Exercise requirements
For this exercise, copy each line of the records that contains the word "student".
______________________________
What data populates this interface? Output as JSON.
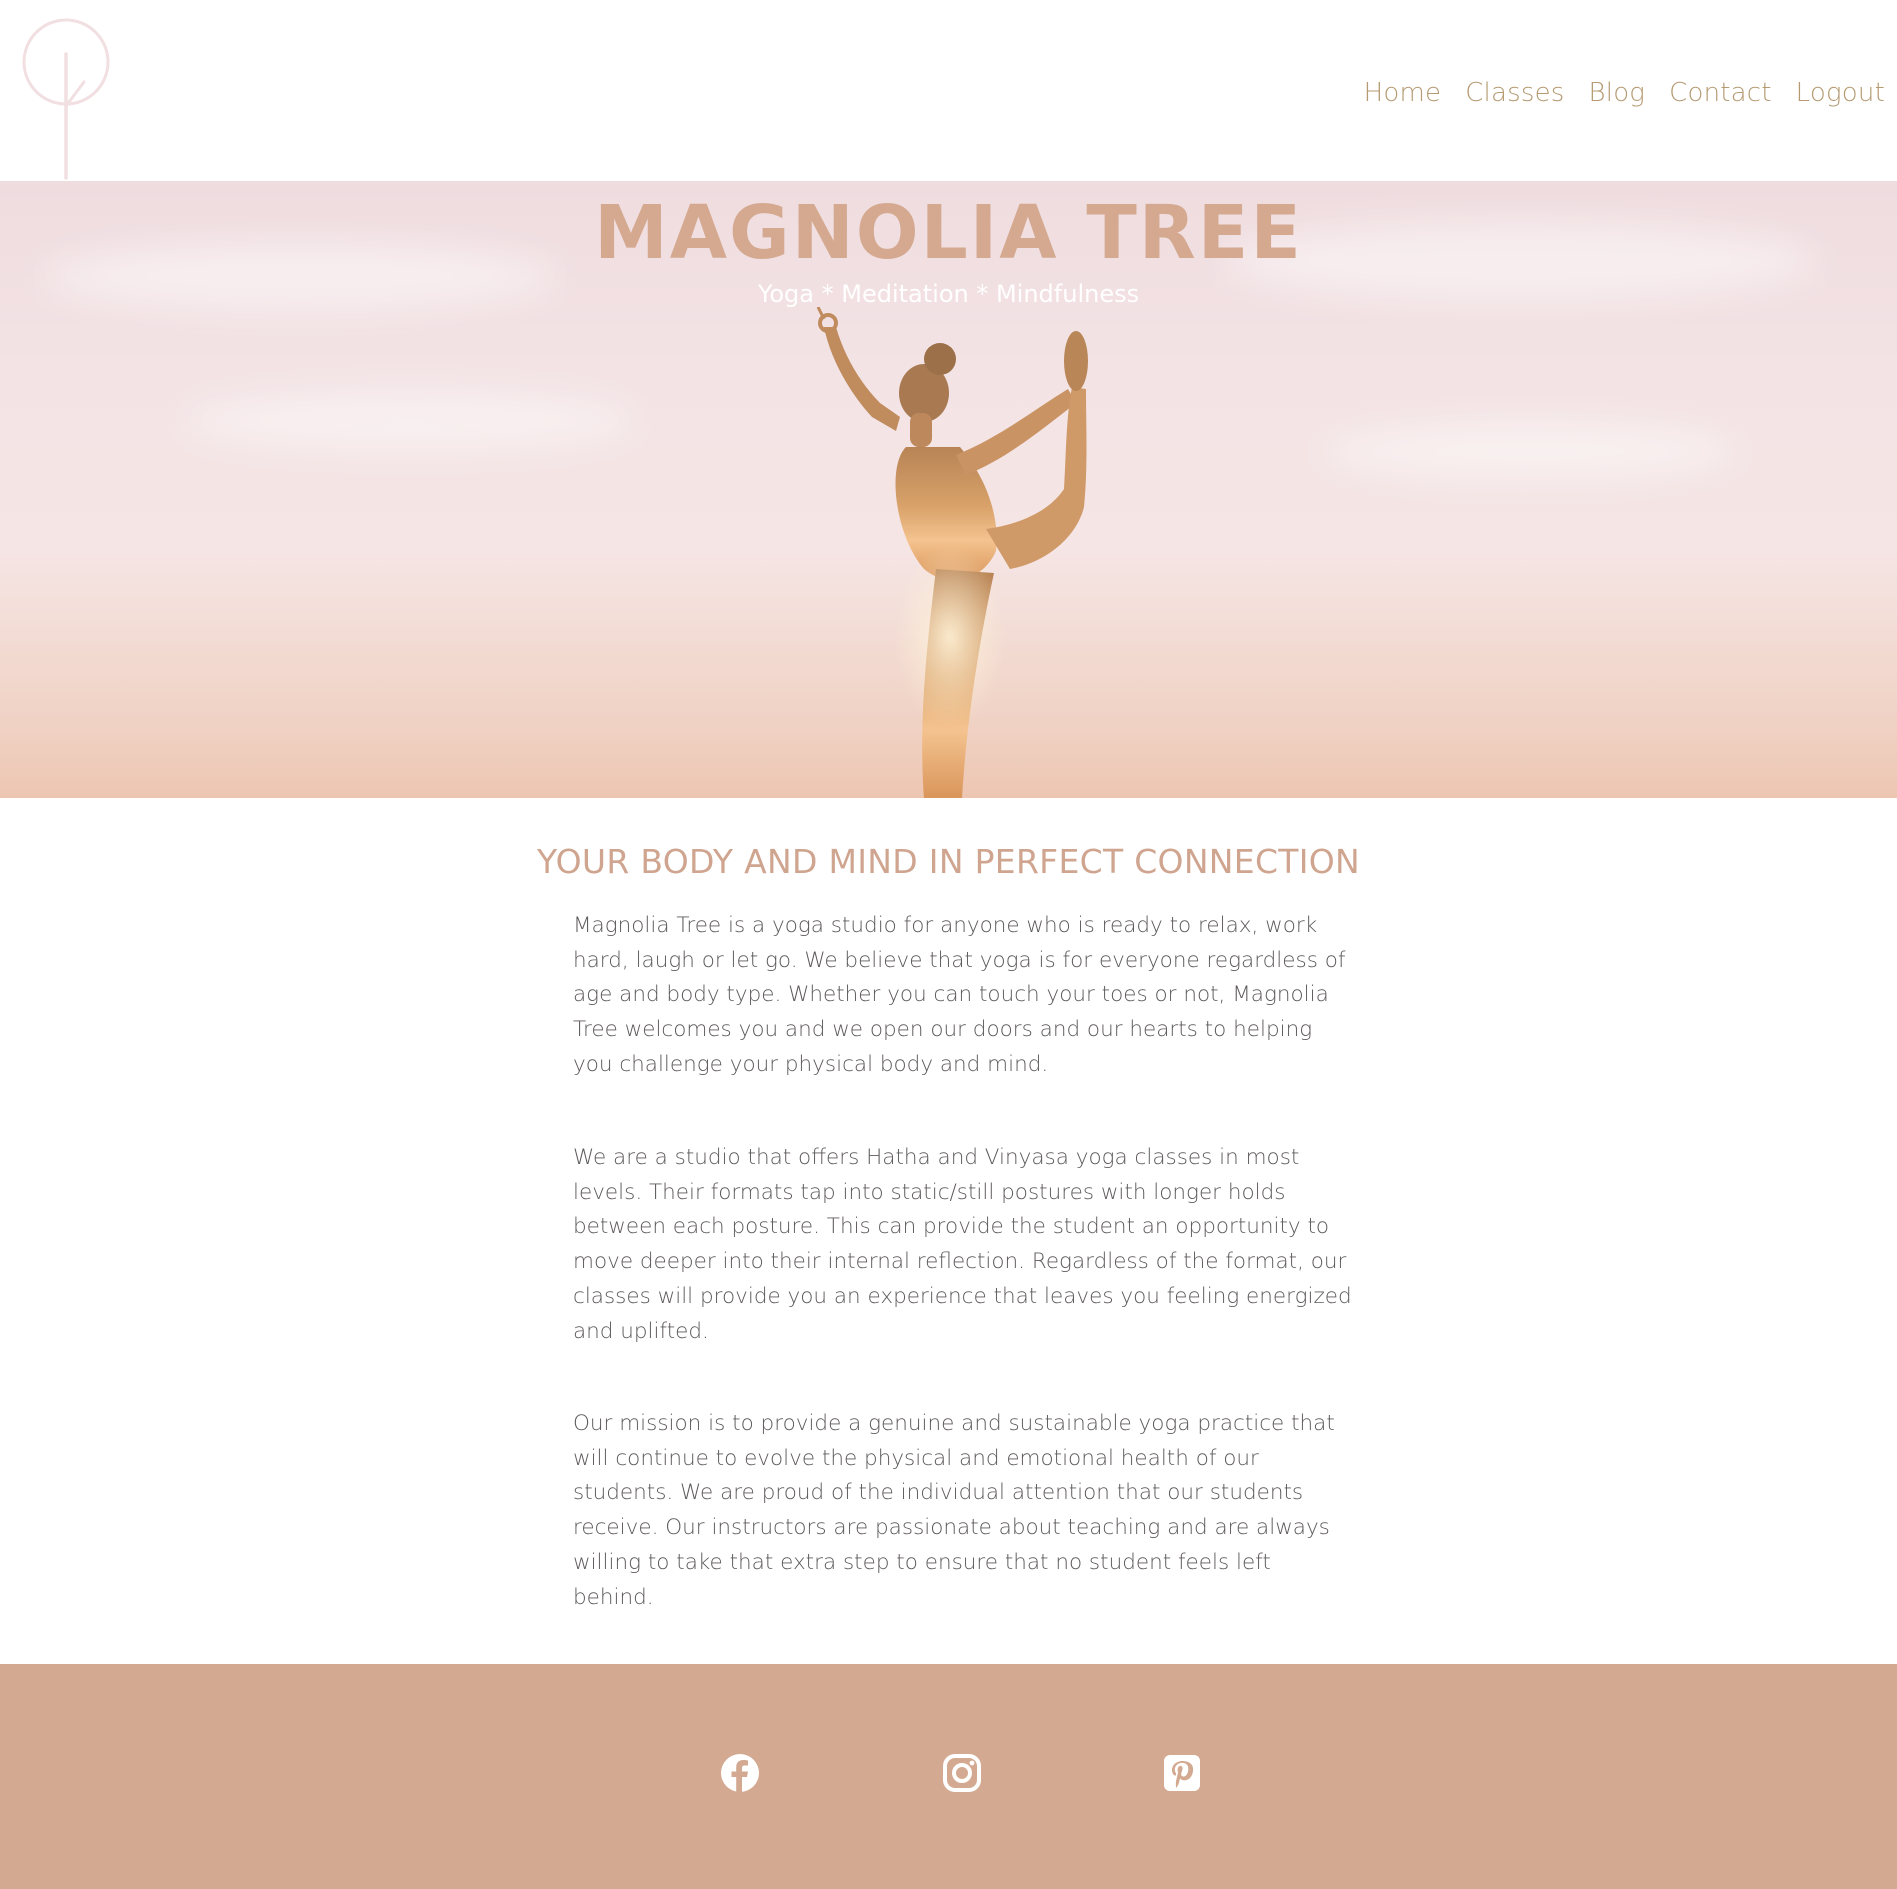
{
  "header": {
    "nav": [
      {
        "label": "Home"
      },
      {
        "label": "Classes"
      },
      {
        "label": "Blog"
      },
      {
        "label": "Contact"
      },
      {
        "label": "Logout"
      }
    ]
  },
  "hero": {
    "title": "MAGNOLIA TREE",
    "subtitle": "Yoga * Meditation * Mindfulness"
  },
  "main": {
    "heading": "YOUR BODY AND MIND IN PERFECT CONNECTION",
    "paragraphs": [
      "Magnolia Tree is a yoga studio for anyone who is ready to relax, work hard, laugh or let go. We believe that yoga is for everyone regardless of age and body type. Whether you can touch your toes or not, Magnolia Tree welcomes you and we open our doors and our hearts to helping you challenge your physical body and mind.",
      "We are a studio that offers Hatha and Vinyasa yoga classes in most levels. Their formats tap into static/still postures with longer holds between each posture. This can provide the student an opportunity to move deeper into their internal reflection. Regardless of the format, our classes will provide you an experience that leaves you feeling energized and uplifted.",
      "Our mission is to provide a genuine and sustainable yoga practice that will continue to evolve the physical and emotional health of our students. We are proud of the individual attention that our students receive. Our instructors are passionate about teaching and are always willing to take that extra step to ensure that no student feels left behind."
    ]
  },
  "footer": {
    "icons": [
      "facebook-icon",
      "instagram-icon",
      "pinterest-icon"
    ]
  },
  "colors": {
    "accent": "#d3aa91",
    "nav_text": "#b59a72",
    "body_text": "#5e5a5a",
    "logo": "#f1dfe1"
  }
}
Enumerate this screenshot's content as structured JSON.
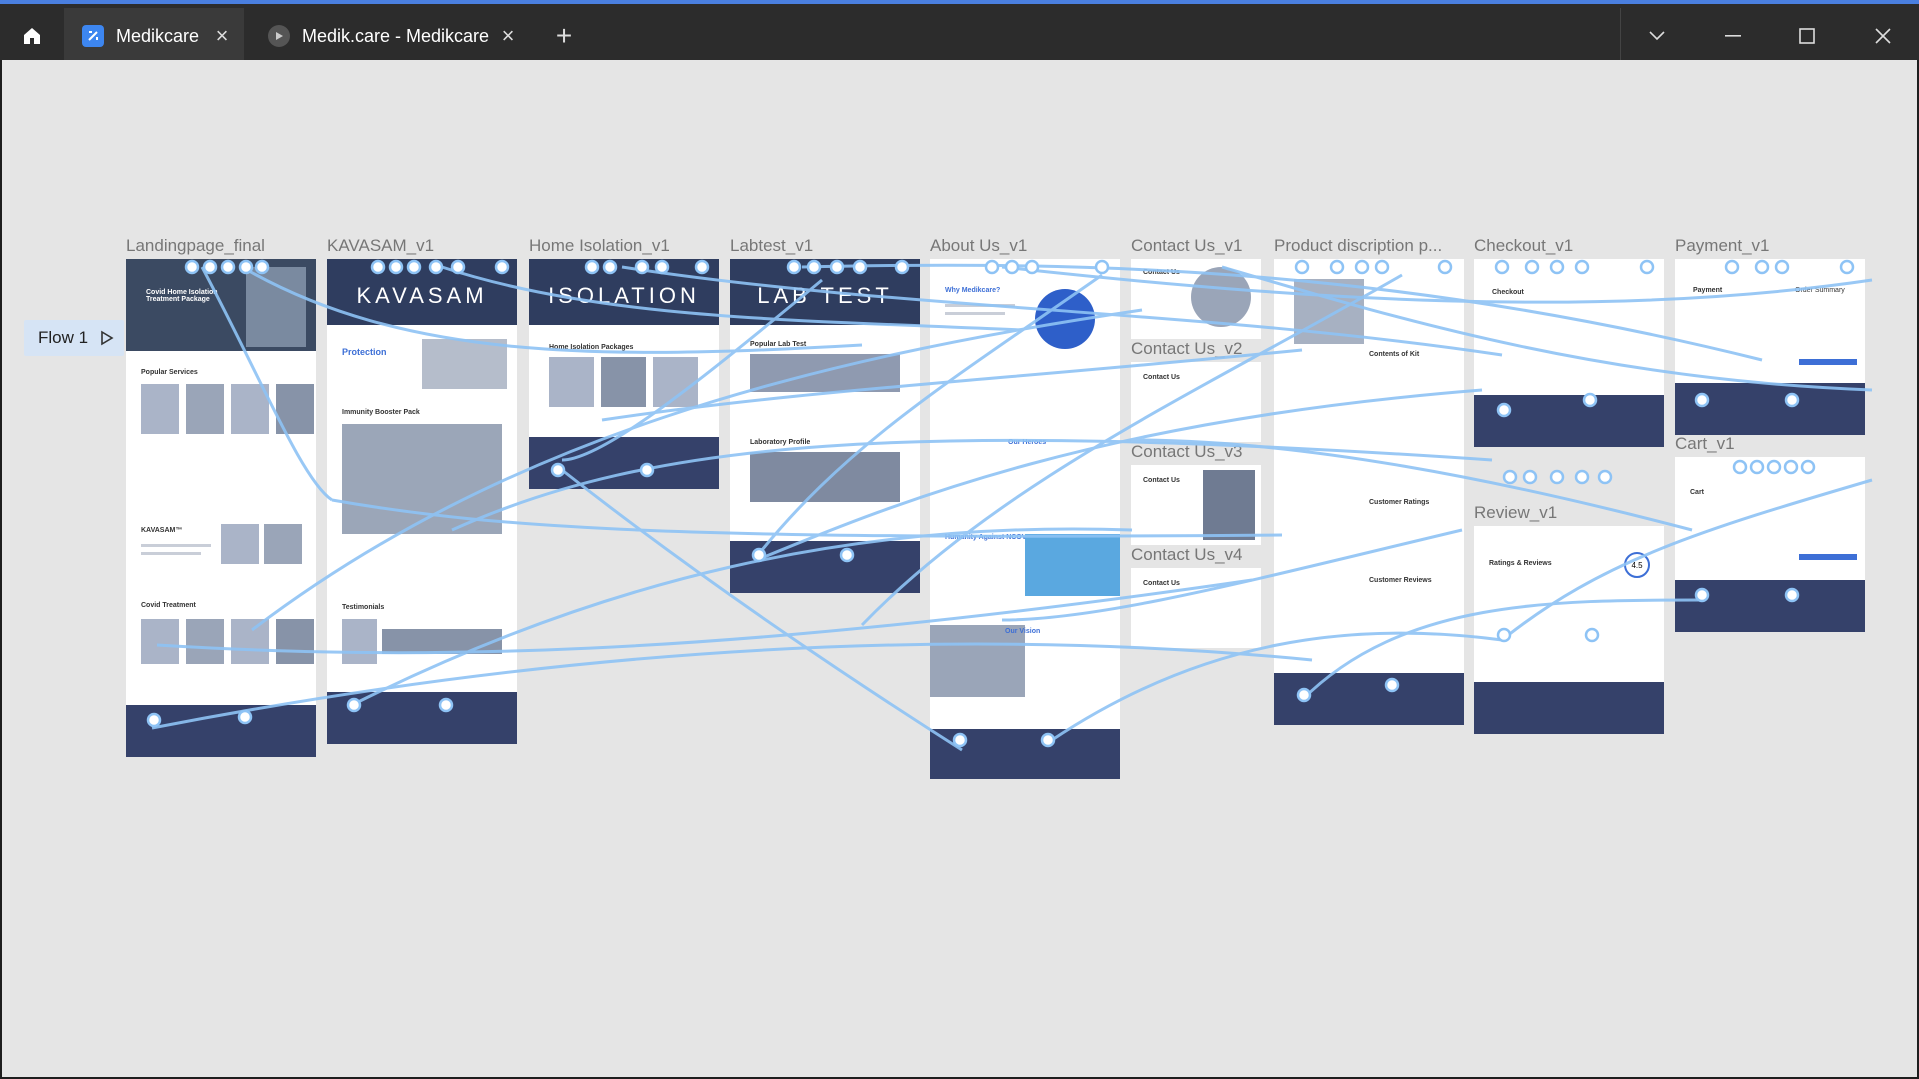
{
  "browser": {
    "tabs": [
      {
        "label": "Medikcare",
        "icon": "figma-file-icon",
        "active": true
      },
      {
        "label": "Medik.care - Medikcare",
        "icon": "play-icon",
        "active": false
      }
    ],
    "new_tab": "+"
  },
  "canvas": {
    "flow_label": "Flow 1",
    "frames": [
      {
        "title": "Landingpage_final",
        "hero": "Covid Home Isolation Treatment Package",
        "sections": [
          "Popular Services",
          "KAVASAM™",
          "Covid Treatment"
        ]
      },
      {
        "title": "KAVASAM_v1",
        "hero": "KAVASAM",
        "sections": [
          "Protection",
          "Immunity Booster Pack",
          "Testimonials"
        ]
      },
      {
        "title": "Home Isolation_v1",
        "hero": "ISOLATION",
        "sections": [
          "Home Isolation Packages"
        ]
      },
      {
        "title": "Labtest_v1",
        "hero": "LAB TEST",
        "sections": [
          "Popular Lab Test",
          "Laboratory Profile"
        ]
      },
      {
        "title": "About Us_v1",
        "hero": "Why Medikcare?",
        "sections": [
          "Our Heroes",
          "Humanity Against NCOVID",
          "Our Vision"
        ]
      },
      {
        "title": "Contact Us_v1",
        "hero": "Contact Us",
        "sections": []
      },
      {
        "title": "Contact Us_v2",
        "hero": "Contact Us",
        "sections": []
      },
      {
        "title": "Contact Us_v3",
        "hero": "Contact Us",
        "sections": []
      },
      {
        "title": "Contact Us_v4",
        "hero": "Contact Us",
        "sections": []
      },
      {
        "title": "Product discription p...",
        "hero": "",
        "sections": [
          "Contents of Kit",
          "Customer Ratings",
          "Customer Reviews"
        ]
      },
      {
        "title": "Checkout_v1",
        "hero": "Checkout",
        "sections": []
      },
      {
        "title": "Review_v1",
        "hero": "Ratings & Reviews",
        "sections": [
          "4.5"
        ]
      },
      {
        "title": "Payment_v1",
        "hero": "Payment",
        "sections": [
          "Order Summary"
        ]
      },
      {
        "title": "Cart_v1",
        "hero": "Cart",
        "sections": []
      }
    ]
  },
  "colors": {
    "accent": "#4a7fe0",
    "link": "#8ec3f5",
    "canvas": "#e5e5e5",
    "titlebar": "#2c2c2c"
  }
}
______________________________
Answer section
      "We are a studio that offers Hatha and Vinyasa yoga classes in most levels. Their formats tap into static/still postures with longer holds between each posture. This can provide the student an opportunity to move deeper into their internal reflection. Regardless of the format, our classes will provide you an experience that leaves you feeling energized and uplifted.",
      "Our mission is to provide a genuine and sustainable yoga practice that will continue to evolve the physical and emotional health of our students. We are proud of the individual attention that our students receive. Our instructors are passionate about teaching and are always willing to take that extra step to ensure that no student feels left behind."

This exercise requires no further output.